Steven Budidharma
 
G

·
Quite Big??????????? I think not. The adults can get as big as a small fruit fly but the majority are little ones that even youngsters should eat.

I have about 6 or 8 plastic flower pots that I plant bushy pea plants in on a rotating schedule, when the plants are of some size I place them next to the infested plants. The aphids wander over on thier own to infest the new food. Feeding is done by blowing the aphids off the plants directly into a front openging vivarium or lightly brushing them into a small feeding cup. I don't recommend dusting as these can be killed easily.

The aphids live under a shop light in the basement, they like it somewhat cool. Want more aphids, then plant more peas, very simple. Berkshire ships the aphids on a pea related plant that is much hardier than a pea plant and they sell seeds for these plants (I don't recall what it is), however peas are cheaper.

Joe
 

·
Registered
Joined
·
475 Posts
All aphids went thru stages where they are smaller than melanogaster. Some, depend on the species, can grow larger than hydei.

I've tried berkshire pea, local apple and local rose aphids. Berkshire pea aphids can grow big, so does the rose.

The lil ones -are- smaller than ffs.

When I said "some of them are smaller than melanogaster", I meant the adult size.
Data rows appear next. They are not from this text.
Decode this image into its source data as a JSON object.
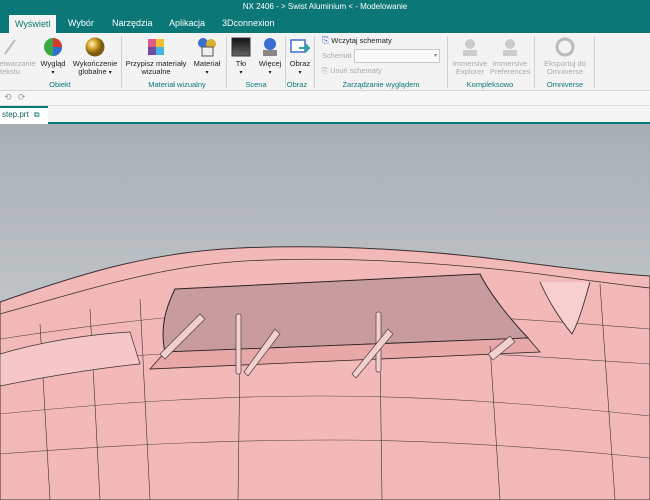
{
  "window": {
    "title": "NX 2406 - > Swist Aluminium < - Modelowanie"
  },
  "menu": {
    "tabs": [
      "Wyświetl",
      "Wybór",
      "Narzędzia",
      "Aplikacja",
      "3Dconnexion"
    ],
    "active": 0
  },
  "ribbon": {
    "obiekt": {
      "title": "Obiekt",
      "b0": "Przetwarzanie",
      "b0b": "tekstu",
      "b1": "Wygląd",
      "b2": "Wykończenie",
      "b2b": "globalne"
    },
    "material": {
      "title": "Materiał wizualny",
      "b0": "Przypisz materiały",
      "b0b": "wizualne",
      "b1": "Materiał"
    },
    "scena": {
      "title": "Scena",
      "b0": "Tło",
      "b1": "Więcej"
    },
    "obraz": {
      "title": "Obraz",
      "b0": "Obraz"
    },
    "schemat": {
      "title": "Zarządzanie wyglądem",
      "load": "Wczytaj schematy",
      "label": "Schemat",
      "delete": "Usuń schematy"
    },
    "kompleksowo": {
      "title": "Kompleksowo",
      "b0": "Immersive",
      "b0b": "Explorer",
      "b1": "Immersive",
      "b1b": "Preferences"
    },
    "omniverse": {
      "title": "Omniverse",
      "b0": "Eksportuj do",
      "b0b": "Omniverse"
    }
  },
  "document": {
    "tab_label": "step.prt"
  },
  "colors": {
    "accent": "#0b7877",
    "model_fill": "#f2b9b8",
    "model_edge": "#3a3030",
    "background_top": "#a8aeb3"
  }
}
Steven Budidharma
 

·
Registered
Joined
·
561 Posts
Joseph : thanks for the culturing information. How long does a pea plant
last and how many aphids does a culture produce?
I was thinking that it might be possible to put the peas right in some of
the temporary enclosures I have for juveniles. Then the aphids would be a somewhat renewable food source in the enclosure. If the pea plant lasted 2 - 3 months, that would be a perfect amount of time to get them thru the post metamorphoses phase.

Steelcube : We get aphids on our Roses every year, we usually get ladybugsto take care of them. Are you culturing the rose aphids or just harvesting them from the roses?

Thanks,
Ed
 
G

·
Rose Aphids, Second worst bug on the planet, second only to mites. Hate them.

Anyway, how long the pea plant last depends on how many adult aphids walk over to it and start breeding. I'd say a couple of weeks, I certainly wouldn't bother planting it in an enclosure, I sow about a dozen seeds every couple of weeks. Problem is if you use a brush to get the aphids off of the pea plant it does a lot of damage to the tender little pea plants and can shorten thier life. As far as quantity of aphids, It takes about one small plants worth of aphids to make a meal for an adult tinc.

I am going to try, and would suggest ordering a pound of Fava beans. They are a member of the pea family and are a much tougher plant.

Joe
 
1 - 20 of 22 Posts
Top